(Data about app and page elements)
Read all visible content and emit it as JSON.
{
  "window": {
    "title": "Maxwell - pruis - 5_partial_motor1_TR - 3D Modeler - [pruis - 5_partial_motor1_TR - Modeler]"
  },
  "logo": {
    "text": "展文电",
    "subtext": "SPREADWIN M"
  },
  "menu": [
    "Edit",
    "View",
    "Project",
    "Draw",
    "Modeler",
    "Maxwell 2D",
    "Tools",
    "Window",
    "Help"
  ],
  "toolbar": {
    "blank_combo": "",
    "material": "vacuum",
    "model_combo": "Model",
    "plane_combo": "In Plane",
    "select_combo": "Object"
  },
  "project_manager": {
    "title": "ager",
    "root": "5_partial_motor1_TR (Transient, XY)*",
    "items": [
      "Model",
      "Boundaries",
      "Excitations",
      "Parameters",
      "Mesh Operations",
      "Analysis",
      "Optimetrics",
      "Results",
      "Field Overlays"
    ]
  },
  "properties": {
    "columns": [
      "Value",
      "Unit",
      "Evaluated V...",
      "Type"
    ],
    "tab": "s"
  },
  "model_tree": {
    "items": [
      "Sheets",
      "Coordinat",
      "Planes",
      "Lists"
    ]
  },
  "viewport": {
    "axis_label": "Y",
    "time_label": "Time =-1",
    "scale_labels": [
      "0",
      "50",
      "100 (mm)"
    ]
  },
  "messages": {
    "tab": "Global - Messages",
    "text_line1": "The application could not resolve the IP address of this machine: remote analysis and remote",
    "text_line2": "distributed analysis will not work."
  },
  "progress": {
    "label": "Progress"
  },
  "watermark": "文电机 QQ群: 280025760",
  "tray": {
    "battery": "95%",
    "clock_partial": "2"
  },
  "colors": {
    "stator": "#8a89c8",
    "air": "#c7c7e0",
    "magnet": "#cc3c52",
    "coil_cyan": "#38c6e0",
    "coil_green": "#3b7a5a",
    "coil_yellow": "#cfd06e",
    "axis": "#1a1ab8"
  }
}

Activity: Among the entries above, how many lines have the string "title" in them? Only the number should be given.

Result of this exercise: 2